Phelan-McDermid Syndrome

What is Phelan-McDermid syndrome?

Phelan-McDermid syndrome, also called 22q13 deletion syndrome, is a genetic disorder caused by deletion of part of chromosome 22 or a defect in a gene called SHANK3.

The disorder can cause a wide range of symptoms varying in severity. These symptoms could include global developmental delay/intellectual disability, motor skills deficits, delayed or absent speech, autism spectrum disorder and minor dysmorphic features.

What are the symptoms of Phelan-McDermid syndrome?

Symptoms of Phelan-McDermid syndrome vary from person to person. Not all children will have every symptom. Common symptoms may include:

Neurological and neurodevelopmental problems, including:

  • developmental and speech delays
  • autism spectrum disorder
  • intellectual disability
  • behavioral problems
  • seizures
  • trouble sleeping
  • low muscle tone

Cardiac problems, including:

  • Structural heart defects

Gastrointestinal problems, including:

  • constipation
  • gastroesophageal reflux
  • poor feeding

Kidney problems, including:

  • vesicoureteral reflux
  • hydronephrosis
  • renal cysts
  • renal hypoplasia or agenesis

Susceptibility to infections, including:

  • recurring ear infections
  • upper respiratory tract infections

What are the causes of Phelan-McDermid syndrome?
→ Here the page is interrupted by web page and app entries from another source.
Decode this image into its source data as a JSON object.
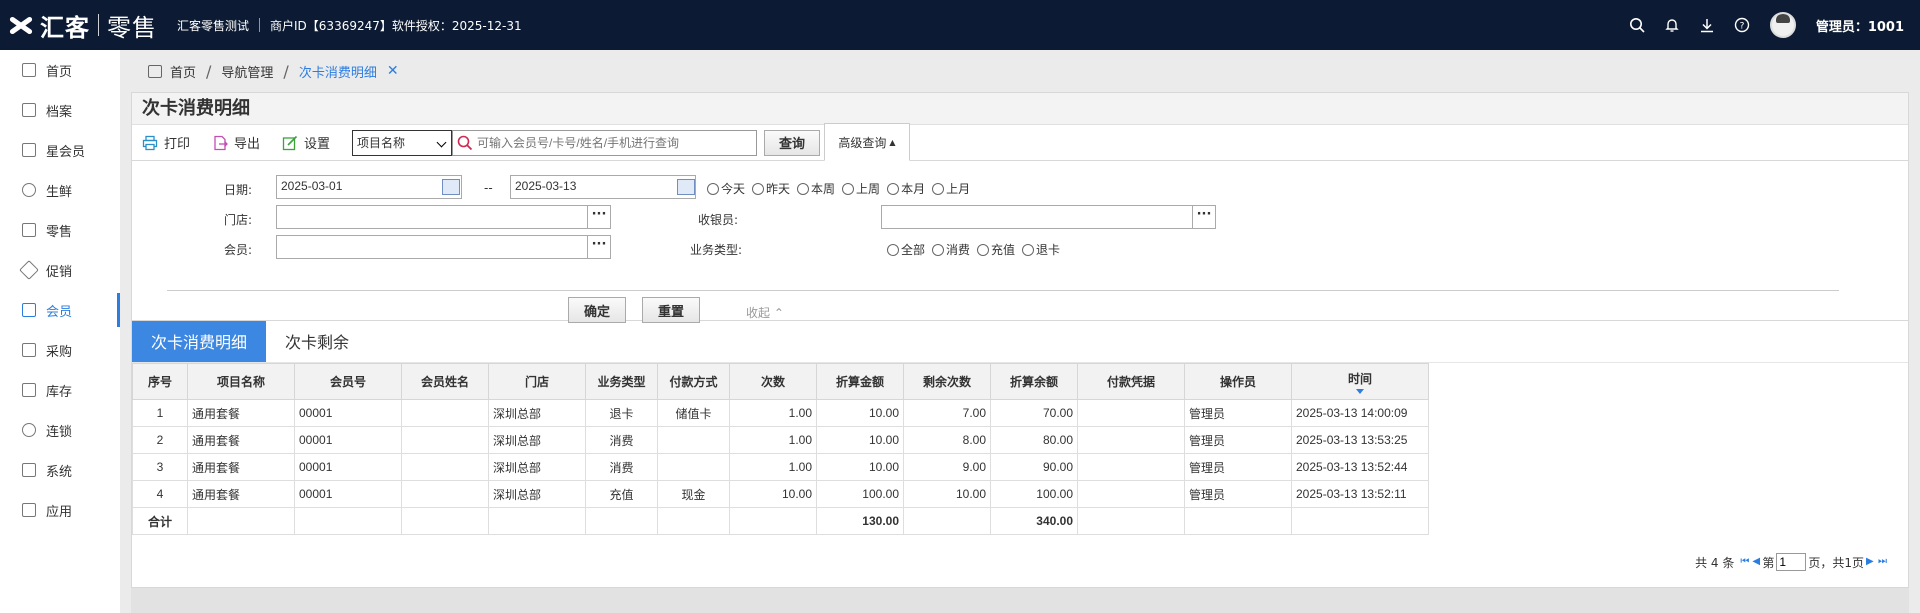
{
  "header": {
    "logo_text": "汇客",
    "logo_sub": "零售",
    "store_name": "汇客零售测试",
    "merchant_info": "商户ID【63369247】软件授权：2025-12-31",
    "admin_label": "管理员：1001",
    "icons": [
      "search-icon",
      "bell-icon",
      "download-icon",
      "help-icon"
    ]
  },
  "sidebar": {
    "items": [
      {
        "label": "首页",
        "icon": "home-icon"
      },
      {
        "label": "档案",
        "icon": "archive-icon"
      },
      {
        "label": "星会员",
        "icon": "star-member-icon"
      },
      {
        "label": "生鲜",
        "icon": "fresh-icon"
      },
      {
        "label": "零售",
        "icon": "retail-icon"
      },
      {
        "label": "促销",
        "icon": "tag-icon"
      },
      {
        "label": "会员",
        "icon": "member-icon"
      },
      {
        "label": "采购",
        "icon": "cart-icon"
      },
      {
        "label": "库存",
        "icon": "warehouse-icon"
      },
      {
        "label": "连锁",
        "icon": "chain-icon"
      },
      {
        "label": "系统",
        "icon": "system-icon"
      },
      {
        "label": "应用",
        "icon": "app-icon"
      }
    ],
    "active": "会员"
  },
  "breadcrumb": {
    "home": "首页",
    "nav": "导航管理",
    "current": "次卡消费明细"
  },
  "panel": {
    "title": "次卡消费明细",
    "toolbar": {
      "print": "打印",
      "export": "导出",
      "settings": "设置",
      "select_value": "项目名称",
      "search_placeholder": "可输入会员号/卡号/姓名/手机进行查询",
      "query": "查询",
      "advanced": "高级查询"
    },
    "form": {
      "date_label": "日期:",
      "date_from": "2025-03-01",
      "date_sep": "--",
      "date_to": "2025-03-13",
      "date_options": [
        "今天",
        "昨天",
        "本周",
        "上周",
        "本月",
        "上月"
      ],
      "store_label": "门店:",
      "cashier_label": "收银员:",
      "member_label": "会员:",
      "biz_type_label": "业务类型:",
      "biz_type_options": [
        "全部",
        "消费",
        "充值",
        "退卡"
      ],
      "confirm": "确定",
      "reset": "重置",
      "collapse": "收起"
    },
    "tabs": [
      "次卡消费明细",
      "次卡剩余"
    ],
    "table": {
      "columns": [
        "序号",
        "项目名称",
        "会员号",
        "会员姓名",
        "门店",
        "业务类型",
        "付款方式",
        "次数",
        "折算金额",
        "剩余次数",
        "折算余额",
        "付款凭据",
        "操作员",
        "时间"
      ],
      "rows": [
        [
          "1",
          "通用套餐",
          "00001",
          "",
          "深圳总部",
          "退卡",
          "储值卡",
          "1.00",
          "10.00",
          "7.00",
          "70.00",
          "",
          "管理员",
          "2025-03-13 14:00:09"
        ],
        [
          "2",
          "通用套餐",
          "00001",
          "",
          "深圳总部",
          "消费",
          "",
          "1.00",
          "10.00",
          "8.00",
          "80.00",
          "",
          "管理员",
          "2025-03-13 13:53:25"
        ],
        [
          "3",
          "通用套餐",
          "00001",
          "",
          "深圳总部",
          "消费",
          "",
          "1.00",
          "10.00",
          "9.00",
          "90.00",
          "",
          "管理员",
          "2025-03-13 13:52:44"
        ],
        [
          "4",
          "通用套餐",
          "00001",
          "",
          "深圳总部",
          "充值",
          "现金",
          "10.00",
          "100.00",
          "10.00",
          "100.00",
          "",
          "管理员",
          "2025-03-13 13:52:11"
        ]
      ],
      "total_row": [
        "合计",
        "",
        "",
        "",
        "",
        "",
        "",
        "",
        "130.00",
        "",
        "340.00",
        "",
        "",
        ""
      ]
    },
    "pager": {
      "total_text": "共 4 条",
      "page_prefix": "第",
      "page_value": "1",
      "page_suffix": "页，共1页"
    }
  }
}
Phelan-McDermid syndrome results from deletion of a piece of DNA in chromosome 22, near the end of the chromosome’s long (“q”) arm, or a change in a single gene on chromosome 22 known as SHANK3. Researchers are trying to learn whether patients with SHANK3 changes alone versus those with the chromosome 22 deletion have any differences in symptoms. What’s known is that the SHANK3 protein is involved in the functioning of the synapses, the connections between brain cells. When SHANK3 is defective or absent, there is a defect in cell-to-cell communication within the brain. However, recent research has also found that the chromosome 22 deletion does not always involve loss of SHANK3.

How is Phelan-McDermid syndrome diagnosed?

Your child may have many tests before receiving a diagnosis of Phelan-McDermid syndrome. The starting point is a careful history and physical examination. Additional studies may include a brain magnetic resonance image (MRI).

Genetic testing is an important part of the evaluation. Your child may need to have blood drawn for a test called chromosomal microarray, which can detect whether a piece of chromosome 22 is deleted. Another test specifically looks for changes in the SHANK3 gene.

Children who have any symptoms associated with Phelan-McDermid syndrome should consider further clinical evaluation and genetic testing.

What are the treatment options for Phelan-McDermid syndrome?

There is no one treatment specifically for Phelan-McDermid syndrome. Treatment is centered on treating the symptoms and careful screening for any associated disorders. Clinical trials are underway looking for new treatments for this disorder.

How we care for Phelan-McDermid syndrome

The Boston Children’s Hospital Developmental Neurogenetics Program provides diagnosis and treatment of symptoms for children with a diagnosis of Phelan-McDermid syndrome.

Our team of specialists has a deep knowledge of Phelan-McDermid syndrome and can provide specialty care for the many symptoms related to the condition, including autism, developmental delay, attention deficit hyperactivity disorder and other behavioral challenges, insomnia, epilepsy, neuromuscular abnormalities, heart problems, gastrointestinal problems and kidney problems.

In addition, the Translational Neuroscience Center (TNC) at Boston Children’s is at the forefront of research in rare neurological and genetic conditions. Boston Children’s is part of a long-term “natural history” study that is following children with Phelan-McDermid syndrome over time to track their symptoms and compare these with their genetic information.

Families help build insights on Phelan-McDermid syndrome

A long-term observational study, a patient registry and a "big data" project are bringing new knowledge about this rare condition.

Read more

Jacob-Phelan-McDermid